→ **Problem statement**: Only the lines holding "window" are wanted; find them in the listing and return each one.

Source data Block Start

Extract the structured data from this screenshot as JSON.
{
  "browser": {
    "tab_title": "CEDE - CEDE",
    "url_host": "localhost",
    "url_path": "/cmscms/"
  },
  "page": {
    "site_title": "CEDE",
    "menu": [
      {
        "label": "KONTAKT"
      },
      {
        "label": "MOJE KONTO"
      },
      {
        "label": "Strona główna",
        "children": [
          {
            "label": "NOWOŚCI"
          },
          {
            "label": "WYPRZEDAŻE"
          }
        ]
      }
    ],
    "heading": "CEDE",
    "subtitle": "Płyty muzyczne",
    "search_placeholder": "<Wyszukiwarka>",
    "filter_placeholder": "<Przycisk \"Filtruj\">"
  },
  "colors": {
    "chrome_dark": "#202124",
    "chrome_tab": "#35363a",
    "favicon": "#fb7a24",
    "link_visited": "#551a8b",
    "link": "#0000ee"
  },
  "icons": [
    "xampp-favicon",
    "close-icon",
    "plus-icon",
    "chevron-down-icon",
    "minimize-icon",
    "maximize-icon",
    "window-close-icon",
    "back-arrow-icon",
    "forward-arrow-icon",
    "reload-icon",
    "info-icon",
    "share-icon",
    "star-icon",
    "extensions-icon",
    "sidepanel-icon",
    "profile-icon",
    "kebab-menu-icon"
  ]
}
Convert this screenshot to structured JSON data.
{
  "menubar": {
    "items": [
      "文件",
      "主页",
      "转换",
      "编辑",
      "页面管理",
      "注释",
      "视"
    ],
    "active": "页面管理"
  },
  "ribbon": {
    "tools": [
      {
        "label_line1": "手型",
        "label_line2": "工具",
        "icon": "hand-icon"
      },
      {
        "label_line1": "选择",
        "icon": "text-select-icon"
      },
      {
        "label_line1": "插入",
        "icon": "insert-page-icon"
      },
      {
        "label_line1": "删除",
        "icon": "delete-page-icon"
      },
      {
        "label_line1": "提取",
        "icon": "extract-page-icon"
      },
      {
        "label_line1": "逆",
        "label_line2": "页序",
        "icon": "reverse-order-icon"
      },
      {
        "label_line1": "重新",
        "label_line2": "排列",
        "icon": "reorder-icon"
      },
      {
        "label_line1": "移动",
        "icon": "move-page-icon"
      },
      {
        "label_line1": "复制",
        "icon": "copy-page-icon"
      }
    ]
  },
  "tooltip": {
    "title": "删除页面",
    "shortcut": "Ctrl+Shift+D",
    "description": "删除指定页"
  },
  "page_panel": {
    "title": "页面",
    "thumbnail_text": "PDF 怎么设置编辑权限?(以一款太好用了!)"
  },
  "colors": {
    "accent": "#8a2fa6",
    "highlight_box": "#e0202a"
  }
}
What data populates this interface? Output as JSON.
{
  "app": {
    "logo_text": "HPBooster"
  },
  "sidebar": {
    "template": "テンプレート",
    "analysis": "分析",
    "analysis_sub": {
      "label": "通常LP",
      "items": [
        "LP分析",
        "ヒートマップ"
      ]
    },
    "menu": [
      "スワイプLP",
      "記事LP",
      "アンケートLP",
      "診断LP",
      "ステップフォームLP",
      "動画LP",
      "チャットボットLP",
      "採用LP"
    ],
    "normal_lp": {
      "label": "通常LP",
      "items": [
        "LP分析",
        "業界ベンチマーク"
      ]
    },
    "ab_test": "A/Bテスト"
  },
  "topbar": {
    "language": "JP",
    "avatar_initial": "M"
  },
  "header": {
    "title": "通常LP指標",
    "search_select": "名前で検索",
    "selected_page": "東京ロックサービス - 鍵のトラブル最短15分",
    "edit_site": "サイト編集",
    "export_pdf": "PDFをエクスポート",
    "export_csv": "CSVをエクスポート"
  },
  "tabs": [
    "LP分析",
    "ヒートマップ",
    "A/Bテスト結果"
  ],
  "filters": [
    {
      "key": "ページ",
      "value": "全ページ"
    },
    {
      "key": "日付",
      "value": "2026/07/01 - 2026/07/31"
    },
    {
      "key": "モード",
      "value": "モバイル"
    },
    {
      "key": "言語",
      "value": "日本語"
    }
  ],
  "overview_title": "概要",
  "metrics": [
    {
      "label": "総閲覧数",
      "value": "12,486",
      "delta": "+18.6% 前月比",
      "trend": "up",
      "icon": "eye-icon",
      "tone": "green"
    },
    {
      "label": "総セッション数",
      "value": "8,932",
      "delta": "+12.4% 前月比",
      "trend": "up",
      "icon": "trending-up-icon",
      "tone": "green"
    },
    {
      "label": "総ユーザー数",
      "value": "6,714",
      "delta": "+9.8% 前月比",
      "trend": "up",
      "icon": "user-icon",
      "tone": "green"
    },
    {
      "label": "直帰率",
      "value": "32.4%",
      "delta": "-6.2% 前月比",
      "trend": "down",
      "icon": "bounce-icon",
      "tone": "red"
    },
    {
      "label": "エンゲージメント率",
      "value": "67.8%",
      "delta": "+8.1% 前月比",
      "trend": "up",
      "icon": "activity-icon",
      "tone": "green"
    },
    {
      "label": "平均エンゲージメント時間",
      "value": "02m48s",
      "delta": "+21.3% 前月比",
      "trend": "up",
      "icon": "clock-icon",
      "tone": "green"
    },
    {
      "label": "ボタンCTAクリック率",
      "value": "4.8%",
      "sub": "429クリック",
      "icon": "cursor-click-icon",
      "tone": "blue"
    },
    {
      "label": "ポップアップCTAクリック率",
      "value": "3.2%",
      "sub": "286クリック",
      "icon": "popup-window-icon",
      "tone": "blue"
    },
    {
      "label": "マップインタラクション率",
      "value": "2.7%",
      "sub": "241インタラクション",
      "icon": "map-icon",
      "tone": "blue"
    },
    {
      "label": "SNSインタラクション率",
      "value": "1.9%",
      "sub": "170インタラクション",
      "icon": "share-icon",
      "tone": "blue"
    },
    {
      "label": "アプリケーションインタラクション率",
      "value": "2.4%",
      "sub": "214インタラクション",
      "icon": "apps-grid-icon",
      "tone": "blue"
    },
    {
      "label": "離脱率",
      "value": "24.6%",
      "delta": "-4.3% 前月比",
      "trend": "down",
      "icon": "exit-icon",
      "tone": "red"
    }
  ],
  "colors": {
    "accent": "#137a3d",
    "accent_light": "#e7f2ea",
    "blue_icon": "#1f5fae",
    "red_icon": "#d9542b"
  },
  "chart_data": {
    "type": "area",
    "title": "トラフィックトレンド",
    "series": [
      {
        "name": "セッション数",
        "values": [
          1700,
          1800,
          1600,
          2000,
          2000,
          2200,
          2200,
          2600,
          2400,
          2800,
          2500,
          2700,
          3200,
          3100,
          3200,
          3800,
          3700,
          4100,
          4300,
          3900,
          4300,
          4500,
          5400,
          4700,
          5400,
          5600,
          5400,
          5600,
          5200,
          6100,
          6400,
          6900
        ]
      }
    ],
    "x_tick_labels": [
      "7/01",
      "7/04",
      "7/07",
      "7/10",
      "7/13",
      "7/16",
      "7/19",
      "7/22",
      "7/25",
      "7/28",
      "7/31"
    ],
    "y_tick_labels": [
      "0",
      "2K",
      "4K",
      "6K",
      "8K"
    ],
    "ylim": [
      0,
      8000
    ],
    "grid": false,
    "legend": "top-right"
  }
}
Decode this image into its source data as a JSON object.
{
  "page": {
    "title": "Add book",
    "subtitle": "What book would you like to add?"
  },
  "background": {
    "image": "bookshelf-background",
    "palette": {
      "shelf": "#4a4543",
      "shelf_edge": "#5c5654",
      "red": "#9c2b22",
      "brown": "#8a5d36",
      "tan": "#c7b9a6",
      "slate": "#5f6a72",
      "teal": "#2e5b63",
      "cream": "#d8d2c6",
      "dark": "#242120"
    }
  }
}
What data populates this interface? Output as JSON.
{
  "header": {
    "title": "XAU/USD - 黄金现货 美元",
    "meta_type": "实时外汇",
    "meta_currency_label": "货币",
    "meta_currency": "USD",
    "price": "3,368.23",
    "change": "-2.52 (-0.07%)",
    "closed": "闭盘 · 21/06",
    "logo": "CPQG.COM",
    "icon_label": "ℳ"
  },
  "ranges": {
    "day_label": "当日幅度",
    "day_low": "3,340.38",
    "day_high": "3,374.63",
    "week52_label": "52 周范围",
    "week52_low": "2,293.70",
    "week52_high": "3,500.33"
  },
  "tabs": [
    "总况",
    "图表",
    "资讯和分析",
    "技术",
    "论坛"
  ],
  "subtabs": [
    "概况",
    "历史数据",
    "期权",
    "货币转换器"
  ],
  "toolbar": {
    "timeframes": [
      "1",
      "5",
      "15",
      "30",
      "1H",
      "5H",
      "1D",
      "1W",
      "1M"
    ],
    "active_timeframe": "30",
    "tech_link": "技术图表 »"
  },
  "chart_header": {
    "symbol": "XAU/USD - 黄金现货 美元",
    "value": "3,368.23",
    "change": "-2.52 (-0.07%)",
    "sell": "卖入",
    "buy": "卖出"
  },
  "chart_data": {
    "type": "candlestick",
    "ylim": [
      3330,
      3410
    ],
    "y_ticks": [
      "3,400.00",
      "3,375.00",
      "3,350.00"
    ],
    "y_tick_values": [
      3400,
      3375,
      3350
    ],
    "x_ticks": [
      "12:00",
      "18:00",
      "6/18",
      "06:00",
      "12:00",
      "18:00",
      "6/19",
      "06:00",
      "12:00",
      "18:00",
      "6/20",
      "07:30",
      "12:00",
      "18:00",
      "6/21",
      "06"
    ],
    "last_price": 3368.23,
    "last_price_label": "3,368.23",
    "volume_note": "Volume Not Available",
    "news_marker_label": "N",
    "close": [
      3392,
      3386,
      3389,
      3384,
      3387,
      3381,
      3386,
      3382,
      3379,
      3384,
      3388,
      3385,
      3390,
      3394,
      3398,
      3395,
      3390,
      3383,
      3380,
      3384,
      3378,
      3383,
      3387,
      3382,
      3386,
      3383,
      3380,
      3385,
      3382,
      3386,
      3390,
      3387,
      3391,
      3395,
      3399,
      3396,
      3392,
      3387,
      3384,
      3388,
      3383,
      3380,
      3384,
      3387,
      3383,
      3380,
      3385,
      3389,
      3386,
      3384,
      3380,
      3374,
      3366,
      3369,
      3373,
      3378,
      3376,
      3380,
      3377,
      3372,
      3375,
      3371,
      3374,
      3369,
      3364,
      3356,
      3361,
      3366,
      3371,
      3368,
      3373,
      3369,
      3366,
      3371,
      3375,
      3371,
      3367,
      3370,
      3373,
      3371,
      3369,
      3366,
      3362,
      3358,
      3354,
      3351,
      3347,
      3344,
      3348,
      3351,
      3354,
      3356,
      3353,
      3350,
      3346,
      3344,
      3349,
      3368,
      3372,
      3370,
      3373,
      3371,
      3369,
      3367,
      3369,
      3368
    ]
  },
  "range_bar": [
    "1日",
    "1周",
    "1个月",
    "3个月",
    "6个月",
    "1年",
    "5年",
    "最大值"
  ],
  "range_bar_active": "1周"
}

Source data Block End

→ **Task result**:
    "window-close-icon",
      "icon": "popup-window-icon",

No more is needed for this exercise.